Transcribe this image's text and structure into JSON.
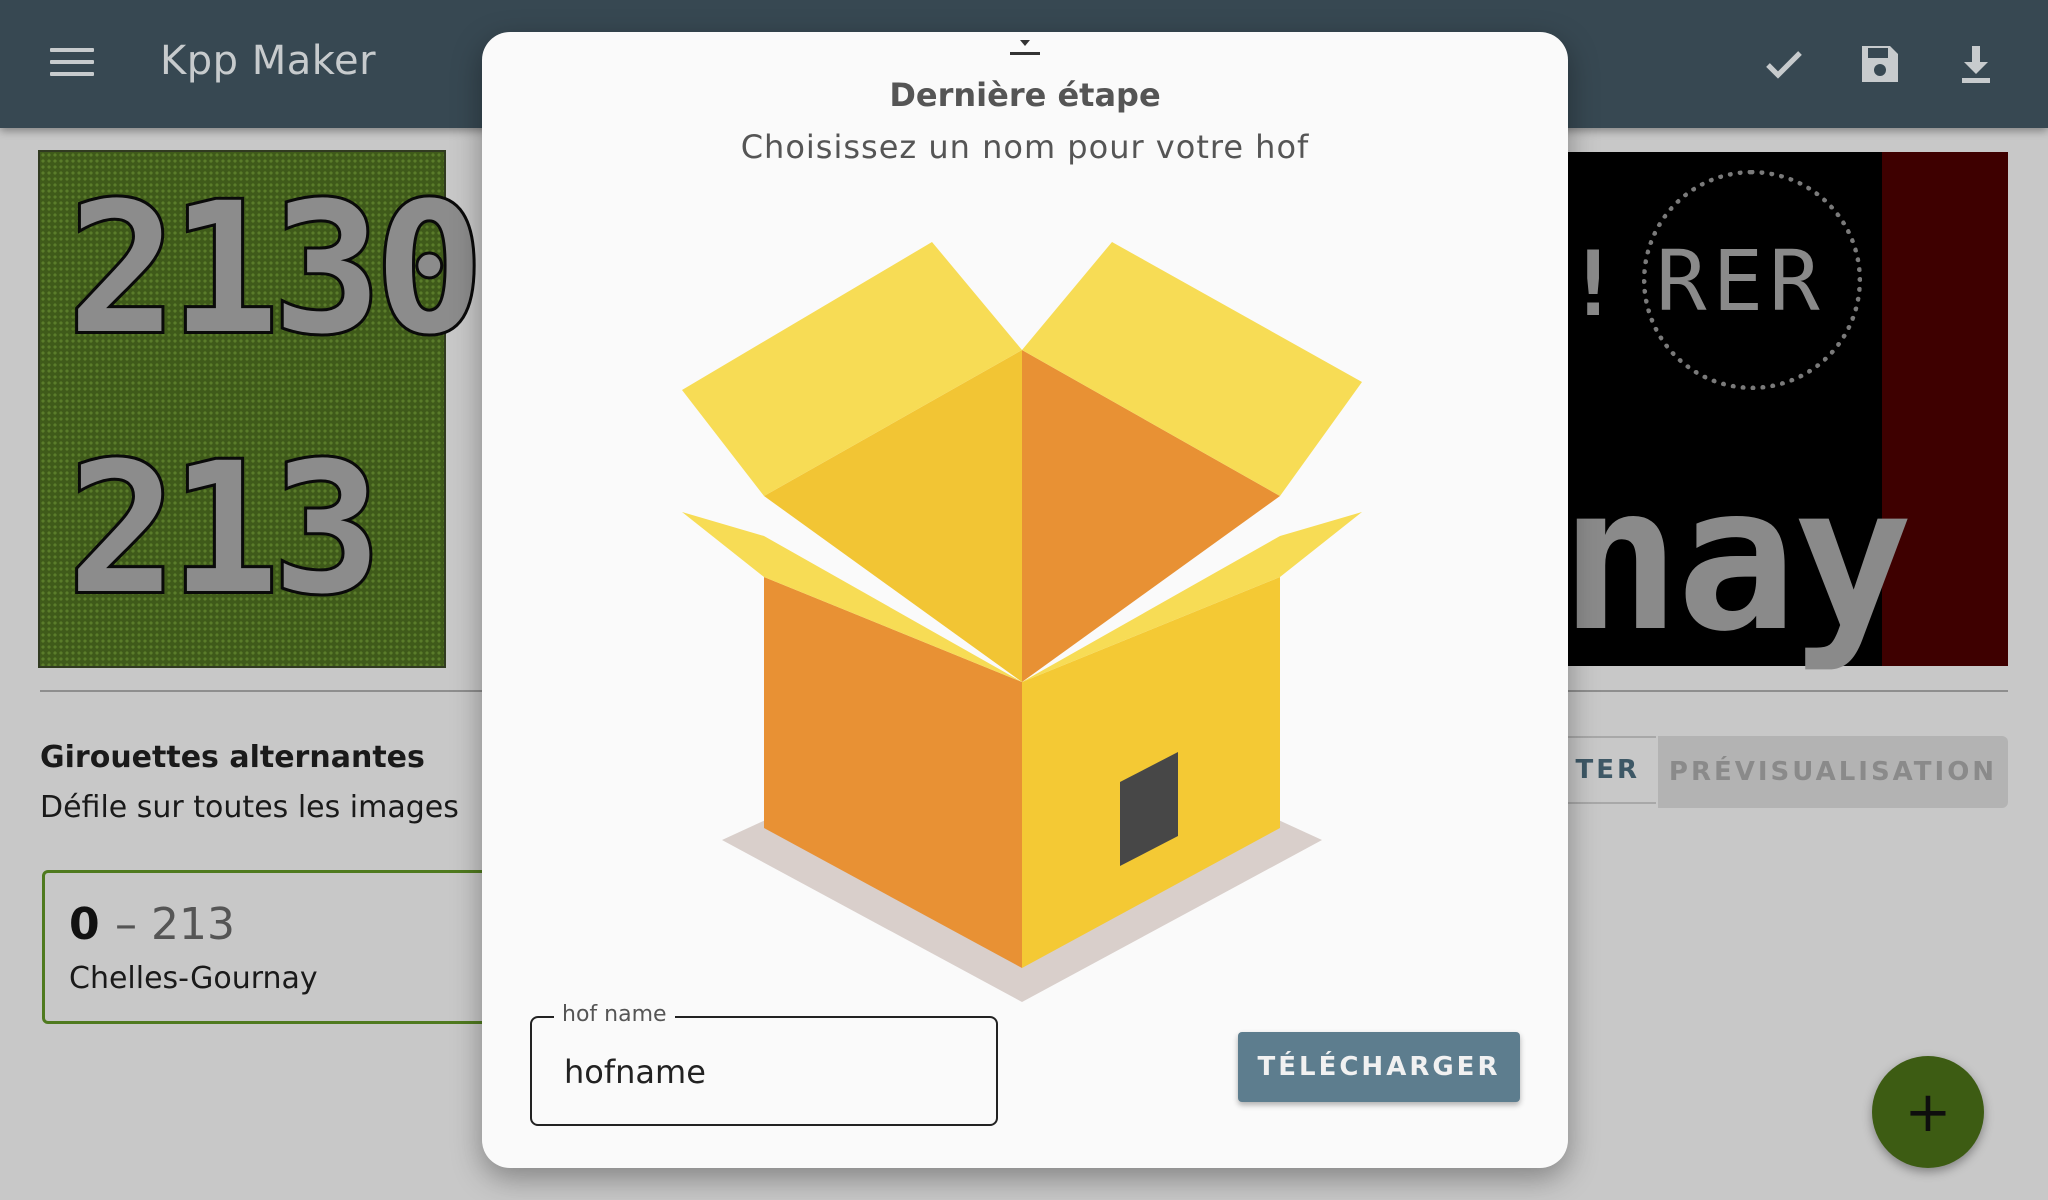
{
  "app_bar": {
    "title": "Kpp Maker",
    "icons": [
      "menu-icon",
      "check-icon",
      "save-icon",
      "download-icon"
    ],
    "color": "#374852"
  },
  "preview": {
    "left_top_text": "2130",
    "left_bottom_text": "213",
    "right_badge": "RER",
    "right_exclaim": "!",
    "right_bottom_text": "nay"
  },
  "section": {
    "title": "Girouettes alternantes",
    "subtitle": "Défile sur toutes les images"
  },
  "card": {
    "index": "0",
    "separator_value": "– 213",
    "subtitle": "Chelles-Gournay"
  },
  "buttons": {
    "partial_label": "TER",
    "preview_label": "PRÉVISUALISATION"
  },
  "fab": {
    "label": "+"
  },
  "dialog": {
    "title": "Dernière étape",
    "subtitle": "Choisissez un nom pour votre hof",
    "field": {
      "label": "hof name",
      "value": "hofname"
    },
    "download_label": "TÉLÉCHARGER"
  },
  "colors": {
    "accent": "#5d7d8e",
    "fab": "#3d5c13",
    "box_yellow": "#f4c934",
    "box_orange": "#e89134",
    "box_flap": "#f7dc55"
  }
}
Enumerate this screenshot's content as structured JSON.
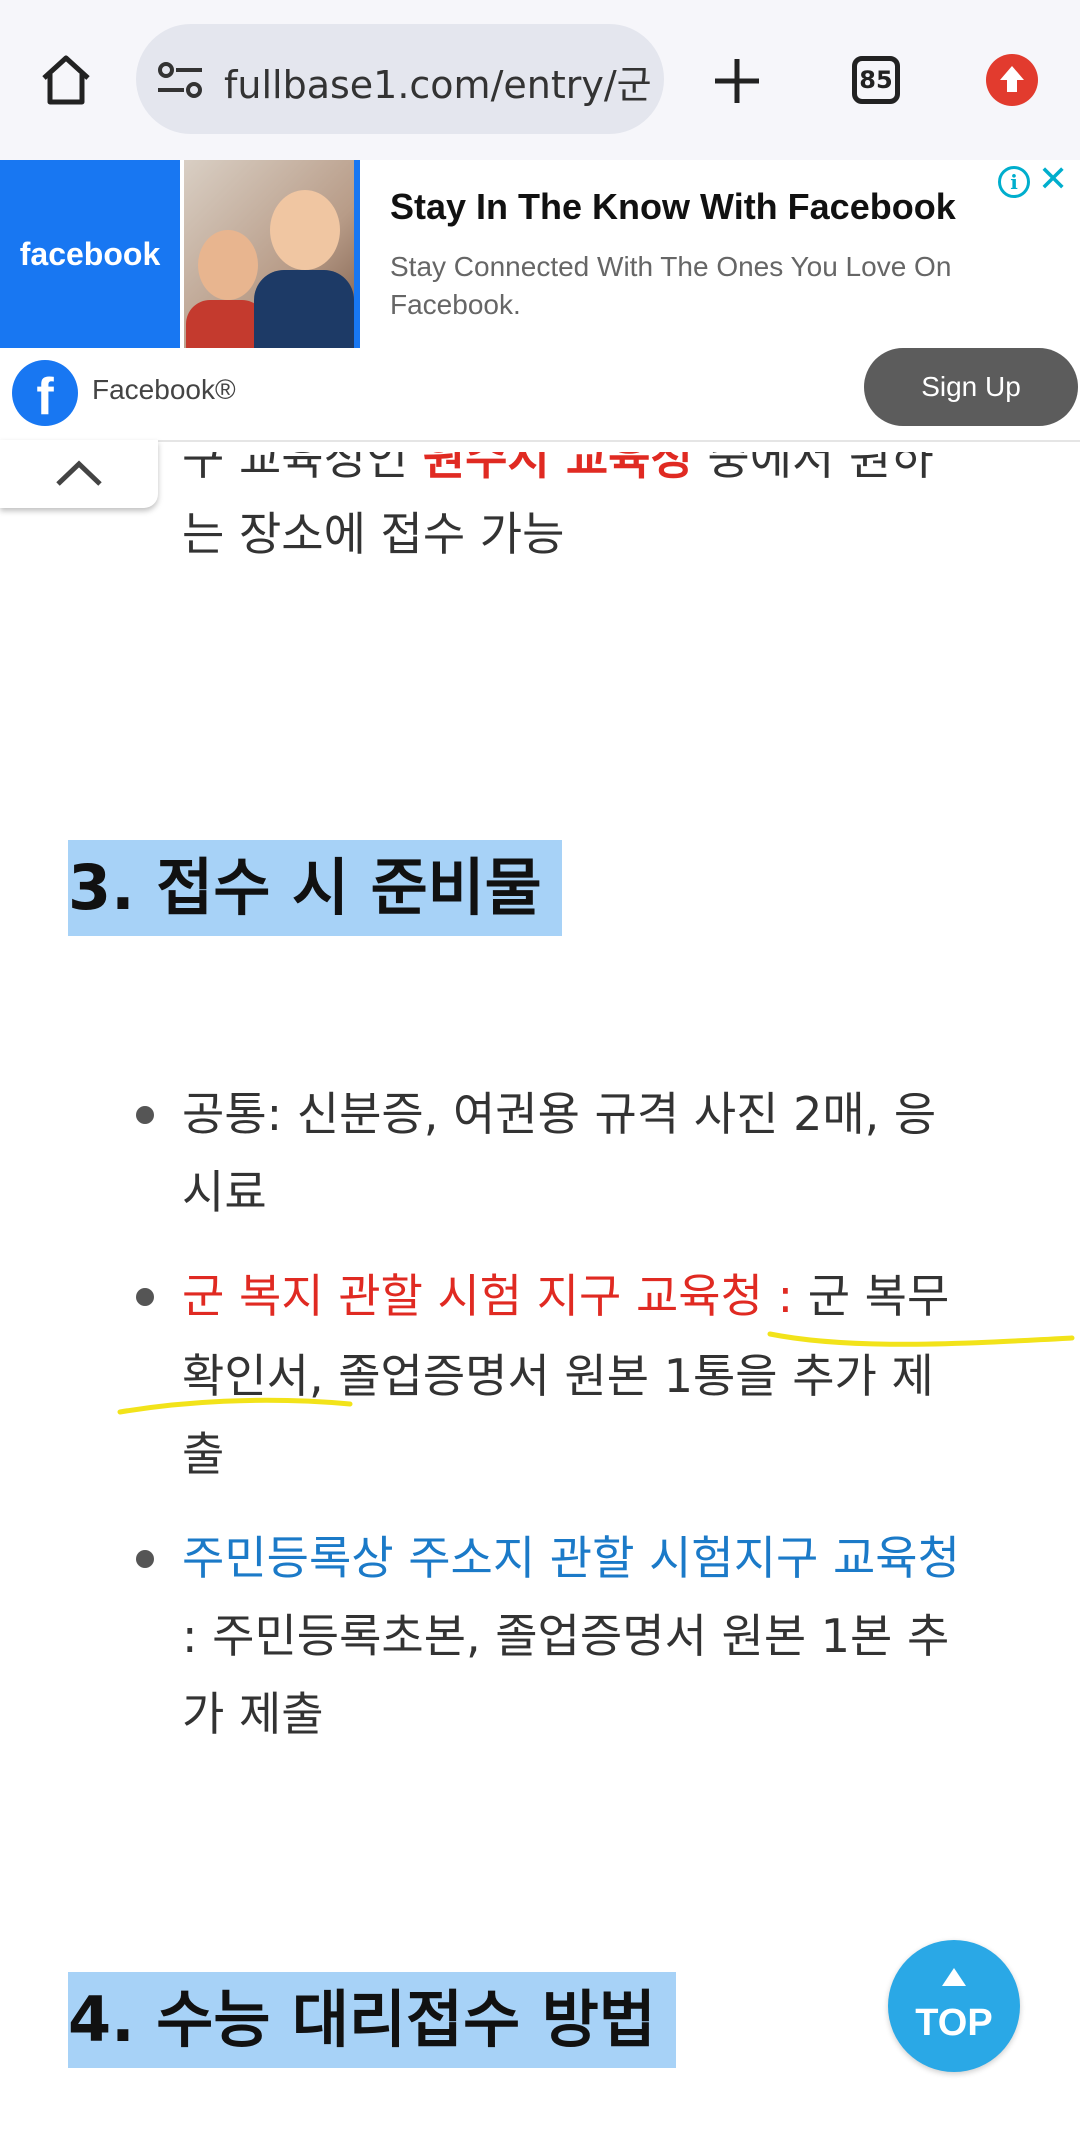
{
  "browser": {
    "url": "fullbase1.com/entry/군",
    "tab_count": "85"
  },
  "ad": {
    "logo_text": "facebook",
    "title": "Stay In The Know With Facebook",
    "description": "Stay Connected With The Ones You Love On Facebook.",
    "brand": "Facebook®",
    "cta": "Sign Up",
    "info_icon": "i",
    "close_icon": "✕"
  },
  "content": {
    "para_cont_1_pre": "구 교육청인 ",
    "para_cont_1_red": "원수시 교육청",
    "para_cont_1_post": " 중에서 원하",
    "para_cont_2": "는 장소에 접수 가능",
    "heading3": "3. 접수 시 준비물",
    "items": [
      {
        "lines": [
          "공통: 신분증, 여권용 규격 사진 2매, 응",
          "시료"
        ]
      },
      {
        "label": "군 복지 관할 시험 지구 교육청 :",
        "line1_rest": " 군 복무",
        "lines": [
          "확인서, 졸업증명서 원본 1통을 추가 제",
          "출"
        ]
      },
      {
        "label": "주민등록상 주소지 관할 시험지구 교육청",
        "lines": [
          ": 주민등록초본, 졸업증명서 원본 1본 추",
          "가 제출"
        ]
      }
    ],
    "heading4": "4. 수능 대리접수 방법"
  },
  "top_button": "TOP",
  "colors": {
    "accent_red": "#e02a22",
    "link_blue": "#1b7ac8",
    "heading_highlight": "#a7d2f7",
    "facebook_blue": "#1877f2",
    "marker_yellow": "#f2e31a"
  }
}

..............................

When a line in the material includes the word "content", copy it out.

(TASK SOLUTION):
Enumerate this screenshot's content as structured JSON.
  "content": {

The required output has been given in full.